Hubble is a joint project from NASA and the European Space Agency. ESA said, “Terzan 9 is dotted with so many glittering stars that it resembles a sea of sequins.” The term “globular cluster” might sound a little awkward, but the views are spectacular. These clusters are formations that can contain millions of stars.
The Hubble image shows the dense heart of Terzan 9, where stars look like they’re snuggling in close with one another, creating a brighter conglomeration in the center.
A sparkling blanket of stars against the dark of space with a dense, brighter area of glittering light in the middle.
Here’s the full view. ESA released this Hubble image of the heart of the Terzan 9 globular cluster in June 2022.
ESA/Hubble and NASA, R. Cohen
The image is gorgeous, and there’s plenty of science interest here, too. Hubble is investigating globular clusters near the middle of our home Milky Way galaxy, a place that’s full of interstellar dust. As you can imagine with any dusty spot, it can be hard to see through an area like that and get an accurate idea of what’s going on.
The interstellar dust can change how the colors of stars appear to us back here near Earth. “Hubble’s sensitivity at both visible and infrared wavelengths allows astronomers to measure how star colors change due to interstellar dust,” said ESA. “Knowing a star’s true color and brightness allows astronomers to estimate its age, and thereby estimate the globular cluster’s age.”

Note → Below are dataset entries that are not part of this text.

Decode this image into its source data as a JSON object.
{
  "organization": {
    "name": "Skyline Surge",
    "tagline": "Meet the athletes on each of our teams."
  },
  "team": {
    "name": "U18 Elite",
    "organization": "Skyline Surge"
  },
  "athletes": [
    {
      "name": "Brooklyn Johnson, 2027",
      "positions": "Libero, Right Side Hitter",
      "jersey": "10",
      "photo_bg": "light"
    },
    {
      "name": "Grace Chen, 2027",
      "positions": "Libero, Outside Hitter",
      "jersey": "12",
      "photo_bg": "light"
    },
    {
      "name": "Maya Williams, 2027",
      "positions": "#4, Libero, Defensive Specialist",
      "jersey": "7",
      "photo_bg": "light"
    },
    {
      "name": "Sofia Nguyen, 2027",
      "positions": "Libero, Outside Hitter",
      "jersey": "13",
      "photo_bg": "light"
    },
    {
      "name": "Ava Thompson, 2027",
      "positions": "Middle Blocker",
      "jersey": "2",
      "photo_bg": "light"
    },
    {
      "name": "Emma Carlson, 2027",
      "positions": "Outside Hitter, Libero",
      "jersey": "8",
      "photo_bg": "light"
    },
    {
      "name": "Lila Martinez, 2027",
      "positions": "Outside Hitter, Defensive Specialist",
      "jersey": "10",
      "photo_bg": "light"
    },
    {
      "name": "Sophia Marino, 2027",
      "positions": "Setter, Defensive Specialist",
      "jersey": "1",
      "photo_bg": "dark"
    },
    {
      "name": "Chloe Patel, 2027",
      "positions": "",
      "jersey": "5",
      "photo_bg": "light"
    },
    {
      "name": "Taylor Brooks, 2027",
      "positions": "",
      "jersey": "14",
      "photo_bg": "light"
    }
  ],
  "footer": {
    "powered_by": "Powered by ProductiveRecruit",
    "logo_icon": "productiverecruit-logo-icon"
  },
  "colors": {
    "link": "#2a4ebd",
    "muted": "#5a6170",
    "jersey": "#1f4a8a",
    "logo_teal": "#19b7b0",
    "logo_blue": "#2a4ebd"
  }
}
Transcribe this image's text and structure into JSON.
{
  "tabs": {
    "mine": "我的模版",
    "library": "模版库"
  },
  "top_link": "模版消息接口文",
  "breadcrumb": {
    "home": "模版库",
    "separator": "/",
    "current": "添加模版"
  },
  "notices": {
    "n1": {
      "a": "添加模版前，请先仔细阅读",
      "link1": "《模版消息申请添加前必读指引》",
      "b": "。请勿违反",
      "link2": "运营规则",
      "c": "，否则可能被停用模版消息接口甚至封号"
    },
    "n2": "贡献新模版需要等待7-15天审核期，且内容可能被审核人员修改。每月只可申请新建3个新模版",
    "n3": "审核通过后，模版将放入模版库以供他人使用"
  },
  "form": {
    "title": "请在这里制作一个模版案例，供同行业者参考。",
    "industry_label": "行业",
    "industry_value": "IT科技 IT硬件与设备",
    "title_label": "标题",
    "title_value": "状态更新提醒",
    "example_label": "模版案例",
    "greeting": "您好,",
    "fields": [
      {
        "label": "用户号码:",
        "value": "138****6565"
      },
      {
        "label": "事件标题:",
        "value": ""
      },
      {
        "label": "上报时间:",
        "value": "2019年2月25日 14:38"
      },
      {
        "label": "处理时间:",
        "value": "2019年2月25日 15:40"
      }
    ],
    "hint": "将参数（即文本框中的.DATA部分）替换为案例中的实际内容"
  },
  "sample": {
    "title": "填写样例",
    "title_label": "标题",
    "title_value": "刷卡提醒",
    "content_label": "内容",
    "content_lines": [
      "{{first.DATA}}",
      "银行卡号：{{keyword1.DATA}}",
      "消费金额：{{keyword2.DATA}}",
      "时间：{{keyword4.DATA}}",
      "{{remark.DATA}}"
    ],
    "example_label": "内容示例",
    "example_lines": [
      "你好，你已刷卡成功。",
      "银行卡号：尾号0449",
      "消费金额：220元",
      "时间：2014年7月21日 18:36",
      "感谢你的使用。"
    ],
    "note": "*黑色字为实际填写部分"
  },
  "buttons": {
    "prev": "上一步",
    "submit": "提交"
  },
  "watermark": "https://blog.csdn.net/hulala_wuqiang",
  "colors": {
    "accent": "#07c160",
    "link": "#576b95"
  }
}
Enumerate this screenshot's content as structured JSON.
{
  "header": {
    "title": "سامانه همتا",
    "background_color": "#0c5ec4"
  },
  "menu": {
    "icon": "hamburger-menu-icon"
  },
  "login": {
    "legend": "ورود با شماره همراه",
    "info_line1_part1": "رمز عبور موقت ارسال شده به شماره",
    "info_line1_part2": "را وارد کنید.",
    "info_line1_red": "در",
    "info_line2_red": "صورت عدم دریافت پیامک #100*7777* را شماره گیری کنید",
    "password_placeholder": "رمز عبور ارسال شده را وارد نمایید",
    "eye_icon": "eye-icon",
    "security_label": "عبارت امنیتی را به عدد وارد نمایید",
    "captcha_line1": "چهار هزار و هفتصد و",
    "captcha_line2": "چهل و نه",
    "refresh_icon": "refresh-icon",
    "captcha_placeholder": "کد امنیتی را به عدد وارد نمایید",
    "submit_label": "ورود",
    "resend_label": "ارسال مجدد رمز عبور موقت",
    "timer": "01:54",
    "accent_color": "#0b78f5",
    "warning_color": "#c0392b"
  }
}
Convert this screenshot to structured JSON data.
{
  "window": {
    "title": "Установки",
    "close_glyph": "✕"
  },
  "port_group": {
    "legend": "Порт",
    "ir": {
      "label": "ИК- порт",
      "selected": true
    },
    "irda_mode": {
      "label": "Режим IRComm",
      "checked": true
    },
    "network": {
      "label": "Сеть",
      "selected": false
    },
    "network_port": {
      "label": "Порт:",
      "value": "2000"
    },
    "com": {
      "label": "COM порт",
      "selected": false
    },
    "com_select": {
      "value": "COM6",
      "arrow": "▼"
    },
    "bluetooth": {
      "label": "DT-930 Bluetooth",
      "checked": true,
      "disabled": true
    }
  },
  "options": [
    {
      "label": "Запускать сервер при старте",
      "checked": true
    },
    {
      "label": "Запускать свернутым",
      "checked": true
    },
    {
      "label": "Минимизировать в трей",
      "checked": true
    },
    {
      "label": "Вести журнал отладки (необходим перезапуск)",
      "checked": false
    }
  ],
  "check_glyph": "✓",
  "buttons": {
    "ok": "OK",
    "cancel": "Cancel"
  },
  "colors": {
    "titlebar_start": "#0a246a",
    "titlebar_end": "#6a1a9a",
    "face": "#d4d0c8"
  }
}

Hubble is an old-timer after having spent more than three decades out in the wilds of space. Despite numerous technical glitches, the Hubble team has been able to keep the venerable observatory operating. NASA hopes it’ll continue to deliver data for years to come, even as the next-gen James Webb Space Telescope comes fully online.
Here’s to many more more Hubble views of space sequins.